Wrapping up the cybercafe project, and what a journey it has been. The whole trip into s/key passwords turned out to be a complete wrong turn, but I've figured out a better, simpler, and I think just as secure, alternative. Details forthcoming soon...

I'd like to be able to remotely kill a user's X11 session without restarting the whole box. Partly I want to do this if a user logs in but then forgets to log out when they go up to the counter to pay, and partly for the option to kill a user's session if they are violating Zen's "No pornography. No exceptions." internet usage policy. If invoked, line via a cgi script using an ssh command, I want to kill the current session, reset everything, including the password, and bring up the Xlogin widgit for the next login.

The man page for xdm talks about an Xreset script that can be used to reset the X server, and that sounds just perfect. Unfortunately, if the Xreset script is on an OpenBSD box I can't find it.

I've tried sending a -HUP to xdm itself, but that didn't work, in fact, I couldn't see a change at all, although I thought it should according to the man page. Killing the user's specific XSession works the first time it is invoked, but after that it locks the box up so hard you can't switch virtual consoles back to the console, nor can you ssh in, forcing a power switch reboot. Unacceptable.

Anybody got a pointer in the general vicinity of the right direction?

Reply to the list, please, for the archives, or use this address to bypass TMDA
jross-dated-1083982724_(_dot_)_d84542_(_at_)_openvistas_(_dot_)_net


Thanks!

Jeff
--
Jeff Ross
Open Vistas Networking, Inc.
http://www.openvistas.net



I got three different ways to accomplish this task. In a private e-mail, I was reminded that killing the process that has the first connection to the Xserver will force the X server itself to exit and restart.

That turned out to be the easiest of the three to implement, thanks largely to OpenBSD's security. That first process is apparently the only process run by the unprivileged user _x11. This one-liner, then, does the job quite nicely.

	sudo kill `ps -aux | grep [_]x11 | cut -c 10-15`

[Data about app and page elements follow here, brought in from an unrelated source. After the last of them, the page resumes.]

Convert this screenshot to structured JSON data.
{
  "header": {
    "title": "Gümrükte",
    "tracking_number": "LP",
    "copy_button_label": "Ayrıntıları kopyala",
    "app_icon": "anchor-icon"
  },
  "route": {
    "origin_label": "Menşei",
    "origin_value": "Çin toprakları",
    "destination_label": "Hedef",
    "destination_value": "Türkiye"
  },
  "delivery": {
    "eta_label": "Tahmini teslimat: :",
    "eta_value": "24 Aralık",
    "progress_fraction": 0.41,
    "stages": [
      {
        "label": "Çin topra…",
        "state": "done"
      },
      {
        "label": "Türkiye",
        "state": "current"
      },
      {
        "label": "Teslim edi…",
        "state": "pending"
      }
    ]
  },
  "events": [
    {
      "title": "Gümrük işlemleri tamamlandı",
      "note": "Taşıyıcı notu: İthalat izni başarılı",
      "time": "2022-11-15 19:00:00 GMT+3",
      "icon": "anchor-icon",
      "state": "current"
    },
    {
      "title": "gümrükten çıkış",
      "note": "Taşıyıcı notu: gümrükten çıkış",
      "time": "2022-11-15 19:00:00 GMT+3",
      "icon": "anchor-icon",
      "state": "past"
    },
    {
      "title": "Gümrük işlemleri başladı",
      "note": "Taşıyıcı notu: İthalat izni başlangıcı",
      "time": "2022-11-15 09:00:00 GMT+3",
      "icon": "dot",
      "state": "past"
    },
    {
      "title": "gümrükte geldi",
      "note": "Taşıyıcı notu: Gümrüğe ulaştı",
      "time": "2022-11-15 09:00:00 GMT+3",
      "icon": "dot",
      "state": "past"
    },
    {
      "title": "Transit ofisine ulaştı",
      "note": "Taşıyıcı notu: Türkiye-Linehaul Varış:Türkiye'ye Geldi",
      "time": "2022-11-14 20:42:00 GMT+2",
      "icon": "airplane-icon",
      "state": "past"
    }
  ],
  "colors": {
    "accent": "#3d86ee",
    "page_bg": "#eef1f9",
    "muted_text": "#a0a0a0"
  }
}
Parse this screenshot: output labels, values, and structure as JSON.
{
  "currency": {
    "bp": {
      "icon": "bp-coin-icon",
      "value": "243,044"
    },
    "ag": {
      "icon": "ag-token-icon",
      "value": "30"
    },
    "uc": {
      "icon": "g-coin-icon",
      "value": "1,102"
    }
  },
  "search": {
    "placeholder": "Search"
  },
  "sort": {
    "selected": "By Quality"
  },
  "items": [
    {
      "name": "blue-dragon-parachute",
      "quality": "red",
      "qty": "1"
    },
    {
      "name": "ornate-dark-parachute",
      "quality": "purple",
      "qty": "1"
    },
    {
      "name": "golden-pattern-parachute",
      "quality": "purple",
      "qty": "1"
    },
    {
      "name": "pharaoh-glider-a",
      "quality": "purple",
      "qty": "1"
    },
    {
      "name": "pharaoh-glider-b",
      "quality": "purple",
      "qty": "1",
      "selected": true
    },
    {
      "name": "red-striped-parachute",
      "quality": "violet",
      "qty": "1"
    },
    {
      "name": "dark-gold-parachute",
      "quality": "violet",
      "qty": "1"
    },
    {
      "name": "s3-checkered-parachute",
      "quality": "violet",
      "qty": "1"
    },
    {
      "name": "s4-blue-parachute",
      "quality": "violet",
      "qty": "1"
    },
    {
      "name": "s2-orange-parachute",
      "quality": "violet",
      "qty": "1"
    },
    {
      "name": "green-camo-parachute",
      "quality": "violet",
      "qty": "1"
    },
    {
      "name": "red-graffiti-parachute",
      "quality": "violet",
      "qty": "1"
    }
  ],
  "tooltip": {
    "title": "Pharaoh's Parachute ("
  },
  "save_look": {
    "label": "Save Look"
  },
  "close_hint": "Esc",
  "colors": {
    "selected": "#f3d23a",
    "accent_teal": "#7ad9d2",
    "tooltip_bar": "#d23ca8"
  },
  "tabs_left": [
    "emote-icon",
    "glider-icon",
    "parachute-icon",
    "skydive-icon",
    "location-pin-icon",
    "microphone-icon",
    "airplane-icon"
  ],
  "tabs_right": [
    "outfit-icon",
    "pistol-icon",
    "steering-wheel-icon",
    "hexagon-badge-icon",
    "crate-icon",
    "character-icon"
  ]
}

Thanks again. All I have left to do now is add the wireless AP, and how hard can that be with authpf? I hope those aren't "famous last words" :-)


Jeff
--
Jeff Ross
Open Vistas Networking, Inc.
http://www.openvistas.net